====== Input
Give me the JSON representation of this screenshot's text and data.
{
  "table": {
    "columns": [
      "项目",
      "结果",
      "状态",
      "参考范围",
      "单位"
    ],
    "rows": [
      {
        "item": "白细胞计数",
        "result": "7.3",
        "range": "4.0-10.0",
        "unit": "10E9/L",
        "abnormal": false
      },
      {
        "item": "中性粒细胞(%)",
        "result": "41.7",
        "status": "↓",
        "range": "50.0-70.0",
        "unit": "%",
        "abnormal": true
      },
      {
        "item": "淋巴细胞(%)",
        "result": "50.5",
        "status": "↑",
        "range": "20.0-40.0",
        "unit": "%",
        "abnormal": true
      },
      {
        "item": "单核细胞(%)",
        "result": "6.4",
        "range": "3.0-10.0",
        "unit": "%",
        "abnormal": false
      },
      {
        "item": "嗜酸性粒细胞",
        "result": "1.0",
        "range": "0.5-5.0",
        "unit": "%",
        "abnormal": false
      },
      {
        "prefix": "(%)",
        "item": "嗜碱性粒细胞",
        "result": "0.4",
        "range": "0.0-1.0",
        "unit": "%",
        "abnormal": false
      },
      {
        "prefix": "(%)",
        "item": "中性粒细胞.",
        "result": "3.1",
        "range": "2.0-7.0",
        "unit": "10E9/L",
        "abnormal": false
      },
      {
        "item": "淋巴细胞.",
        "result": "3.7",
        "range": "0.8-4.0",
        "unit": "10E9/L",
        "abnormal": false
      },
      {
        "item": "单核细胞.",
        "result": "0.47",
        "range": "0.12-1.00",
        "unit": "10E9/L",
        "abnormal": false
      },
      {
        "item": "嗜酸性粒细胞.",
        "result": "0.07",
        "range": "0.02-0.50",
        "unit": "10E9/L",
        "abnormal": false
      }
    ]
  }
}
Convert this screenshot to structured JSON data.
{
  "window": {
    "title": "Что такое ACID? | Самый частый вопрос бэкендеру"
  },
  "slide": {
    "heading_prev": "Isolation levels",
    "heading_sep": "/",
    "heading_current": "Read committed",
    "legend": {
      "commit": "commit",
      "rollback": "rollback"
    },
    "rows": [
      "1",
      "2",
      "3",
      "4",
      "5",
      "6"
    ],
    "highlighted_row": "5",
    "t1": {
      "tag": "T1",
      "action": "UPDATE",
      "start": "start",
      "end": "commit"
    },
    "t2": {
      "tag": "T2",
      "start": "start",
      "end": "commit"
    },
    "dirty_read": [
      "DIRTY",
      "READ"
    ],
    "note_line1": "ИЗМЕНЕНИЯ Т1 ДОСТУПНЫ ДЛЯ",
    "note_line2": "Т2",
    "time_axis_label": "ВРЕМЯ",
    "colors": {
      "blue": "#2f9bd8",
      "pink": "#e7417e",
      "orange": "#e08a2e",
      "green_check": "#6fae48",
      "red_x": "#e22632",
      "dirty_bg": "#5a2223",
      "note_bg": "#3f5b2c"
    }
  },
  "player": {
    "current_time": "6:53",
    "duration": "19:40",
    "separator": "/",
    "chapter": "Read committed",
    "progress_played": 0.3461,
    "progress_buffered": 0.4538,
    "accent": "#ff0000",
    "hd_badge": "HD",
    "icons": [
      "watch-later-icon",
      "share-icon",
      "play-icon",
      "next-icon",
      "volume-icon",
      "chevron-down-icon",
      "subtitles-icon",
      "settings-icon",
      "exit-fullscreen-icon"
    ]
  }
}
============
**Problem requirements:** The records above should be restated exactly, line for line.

**Response area:**
Give me the JSON representation of this screenshot's text and data.
{
  "table": {
    "columns": [
      "项目",
      "结果",
      "状态",
      "参考范围",
      "单位"
    ],
    "rows": [
      {
        "item": "白细胞计数",
        "result": "7.3",
        "range": "4.0-10.0",
        "unit": "10E9/L",
        "abnormal": false
      },
      {
        "item": "中性粒细胞(%)",
        "result": "41.7",
        "status": "↓",
        "range": "50.0-70.0",
        "unit": "%",
        "abnormal": true
      },
      {
        "item": "淋巴细胞(%)",
        "result": "50.5",
        "status": "↑",
        "range": "20.0-40.0",
        "unit": "%",
        "abnormal": true
      },
      {
        "item": "单核细胞(%)",
        "result": "6.4",
        "range": "3.0-10.0",
        "unit": "%",
        "abnormal": false
      },
      {
        "item": "嗜酸性粒细胞",
        "result": "1.0",
        "range": "0.5-5.0",
        "unit": "%",
        "abnormal": false
      },
      {
        "prefix": "(%)",
        "item": "嗜碱性粒细胞",
        "result": "0.4",
        "range": "0.0-1.0",
        "unit": "%",
        "abnormal": false
      },
      {
        "prefix": "(%)",
        "item": "中性粒细胞.",
        "result": "3.1",
        "range": "2.0-7.0",
        "unit": "10E9/L",
        "abnormal": false
      },
      {
        "item": "淋巴细胞.",
        "result": "3.7",
        "range": "0.8-4.0",
        "unit": "10E9/L",
        "abnormal": false
      },
      {
        "item": "单核细胞.",
        "result": "0.47",
        "range": "0.12-1.00",
        "unit": "10E9/L",
        "abnormal": false
      },
      {
        "item": "嗜酸性粒细胞.",
        "result": "0.07",
        "range": "0.02-0.50",
        "unit": "10E9/L",
        "abnormal": false
      }
    ]
  }
}
Convert this screenshot to structured JSON data.
{
  "window": {
    "title": "Что такое ACID? | Самый частый вопрос бэкендеру"
  },
  "slide": {
    "heading_prev": "Isolation levels",
    "heading_sep": "/",
    "heading_current": "Read committed",
    "legend": {
      "commit": "commit",
      "rollback": "rollback"
    },
    "rows": [
      "1",
      "2",
      "3",
      "4",
      "5",
      "6"
    ],
    "highlighted_row": "5",
    "t1": {
      "tag": "T1",
      "action": "UPDATE",
      "start": "start",
      "end": "commit"
    },
    "t2": {
      "tag": "T2",
      "start": "start",
      "end": "commit"
    },
    "dirty_read": [
      "DIRTY",
      "READ"
    ],
    "note_line1": "ИЗМЕНЕНИЯ Т1 ДОСТУПНЫ ДЛЯ",
    "note_line2": "Т2",
    "time_axis_label": "ВРЕМЯ",
    "colors": {
      "blue": "#2f9bd8",
      "pink": "#e7417e",
      "orange": "#e08a2e",
      "green_check": "#6fae48",
      "red_x": "#e22632",
      "dirty_bg": "#5a2223",
      "note_bg": "#3f5b2c"
    }
  },
  "player": {
    "current_time": "6:53",
    "duration": "19:40",
    "separator": "/",
    "chapter": "Read committed",
    "progress_played": 0.3461,
    "progress_buffered": 0.4538,
    "accent": "#ff0000",
    "hd_badge": "HD",
    "icons": [
      "watch-later-icon",
      "share-icon",
      "play-icon",
      "next-icon",
      "volume-icon",
      "chevron-down-icon",
      "subtitles-icon",
      "settings-icon",
      "exit-fullscreen-icon"
    ]
  }
}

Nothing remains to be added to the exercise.